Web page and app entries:
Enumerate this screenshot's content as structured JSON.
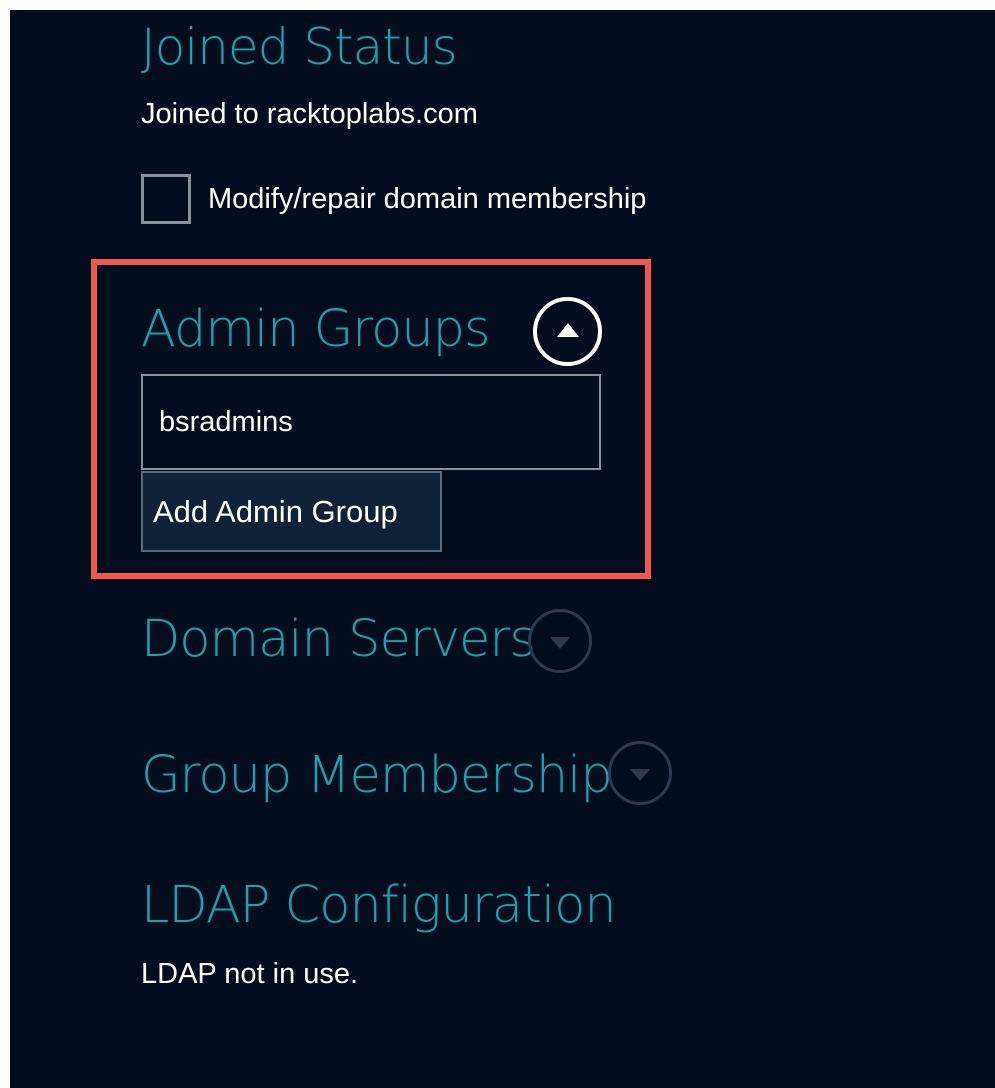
{
  "joined_status": {
    "title": "Joined Status",
    "value": "Joined to racktoplabs.com",
    "modify_checkbox_label": "Modify/repair domain membership",
    "modify_checkbox_checked": false
  },
  "admin_groups": {
    "title": "Admin Groups",
    "expanded": true,
    "toggle_icon": "chevron-up-circle-icon",
    "input_value": "bsradmins",
    "add_button_label": "Add Admin Group",
    "highlight_color": "#f0584f"
  },
  "domain_servers": {
    "title": "Domain Servers",
    "expanded": false,
    "toggle_icon": "chevron-down-circle-icon"
  },
  "group_membership": {
    "title": "Group Membership",
    "expanded": false,
    "toggle_icon": "chevron-down-circle-icon"
  },
  "ldap_configuration": {
    "title": "LDAP Configuration",
    "status_text": "LDAP not in use."
  },
  "colors": {
    "background": "#030d1e",
    "heading": "#17a4ac",
    "text": "#ffffff"
  }
}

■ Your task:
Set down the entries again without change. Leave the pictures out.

■ Completed exercise:
Enumerate this screenshot's content as structured JSON.
{
  "joined_status": {
    "title": "Joined Status",
    "value": "Joined to racktoplabs.com",
    "modify_checkbox_label": "Modify/repair domain membership",
    "modify_checkbox_checked": false
  },
  "admin_groups": {
    "title": "Admin Groups",
    "expanded": true,
    "toggle_icon": "chevron-up-circle-icon",
    "input_value": "bsradmins",
    "add_button_label": "Add Admin Group",
    "highlight_color": "#f0584f"
  },
  "domain_servers": {
    "title": "Domain Servers",
    "expanded": false,
    "toggle_icon": "chevron-down-circle-icon"
  },
  "group_membership": {
    "title": "Group Membership",
    "expanded": false,
    "toggle_icon": "chevron-down-circle-icon"
  },
  "ldap_configuration": {
    "title": "LDAP Configuration",
    "status_text": "LDAP not in use."
  },
  "colors": {
    "background": "#030d1e",
    "heading": "#17a4ac",
    "text": "#ffffff"
  }
}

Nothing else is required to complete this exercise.